RECORDED DATA Block Start

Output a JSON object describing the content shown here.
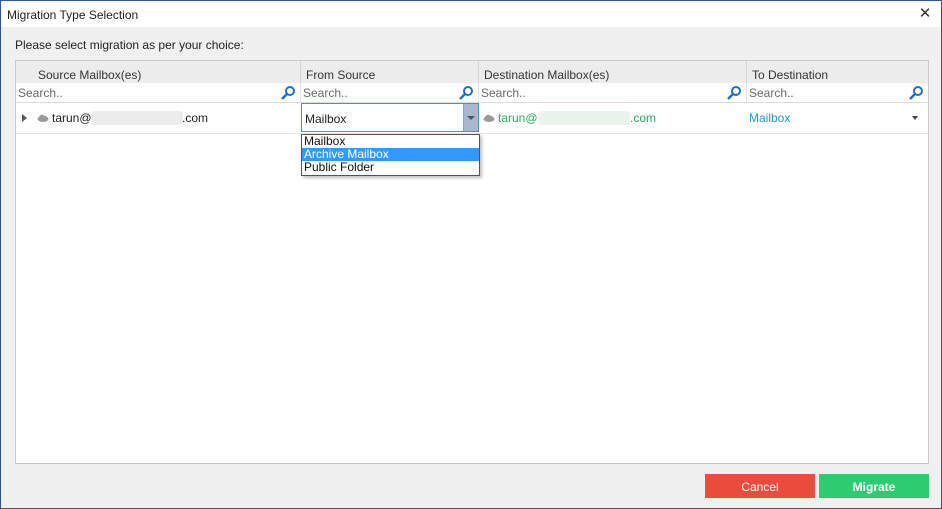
{
  "window": {
    "title": "Migration Type Selection",
    "close_glyph": "✕"
  },
  "instruction": "Please select migration as per your choice:",
  "grid": {
    "columns": [
      {
        "label": "Source Mailbox(es)"
      },
      {
        "label": "From Source"
      },
      {
        "label": "Destination Mailbox(es)"
      },
      {
        "label": "To Destination"
      }
    ],
    "filters": [
      {
        "placeholder": "Search.."
      },
      {
        "placeholder": "Search.."
      },
      {
        "placeholder": "Search.."
      },
      {
        "placeholder": "Search.."
      }
    ],
    "rows": [
      {
        "source_prefix": "tarun@",
        "source_suffix": ".com",
        "from_source": "Mailbox",
        "destination_prefix": "tarun@",
        "destination_suffix": ".com",
        "to_destination": "Mailbox"
      }
    ]
  },
  "dropdown": {
    "options": [
      "Mailbox",
      "Archive Mailbox",
      "Public Folder"
    ],
    "highlighted": "Archive Mailbox"
  },
  "buttons": {
    "cancel": "Cancel",
    "migrate": "Migrate"
  },
  "colors": {
    "cancel": "#e74c3c",
    "migrate": "#2ecc71",
    "destination_text": "#27ae60",
    "link": "#1e9bd7",
    "highlight": "#3399ff"
  },
  "icons": {
    "cloud": "cloud-icon",
    "search": "search-icon",
    "expand": "expand-arrow-icon"
  }
}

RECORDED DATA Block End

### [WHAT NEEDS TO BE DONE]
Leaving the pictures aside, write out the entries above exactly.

### [WRITTEN REPLY]
Output a JSON object describing the content shown here.
{
  "window": {
    "title": "Migration Type Selection",
    "close_glyph": "✕"
  },
  "instruction": "Please select migration as per your choice:",
  "grid": {
    "columns": [
      {
        "label": "Source Mailbox(es)"
      },
      {
        "label": "From Source"
      },
      {
        "label": "Destination Mailbox(es)"
      },
      {
        "label": "To Destination"
      }
    ],
    "filters": [
      {
        "placeholder": "Search.."
      },
      {
        "placeholder": "Search.."
      },
      {
        "placeholder": "Search.."
      },
      {
        "placeholder": "Search.."
      }
    ],
    "rows": [
      {
        "source_prefix": "tarun@",
        "source_suffix": ".com",
        "from_source": "Mailbox",
        "destination_prefix": "tarun@",
        "destination_suffix": ".com",
        "to_destination": "Mailbox"
      }
    ]
  },
  "dropdown": {
    "options": [
      "Mailbox",
      "Archive Mailbox",
      "Public Folder"
    ],
    "highlighted": "Archive Mailbox"
  },
  "buttons": {
    "cancel": "Cancel",
    "migrate": "Migrate"
  },
  "colors": {
    "cancel": "#e74c3c",
    "migrate": "#2ecc71",
    "destination_text": "#27ae60",
    "link": "#1e9bd7",
    "highlight": "#3399ff"
  },
  "icons": {
    "cloud": "cloud-icon",
    "search": "search-icon",
    "expand": "expand-arrow-icon"
  }
}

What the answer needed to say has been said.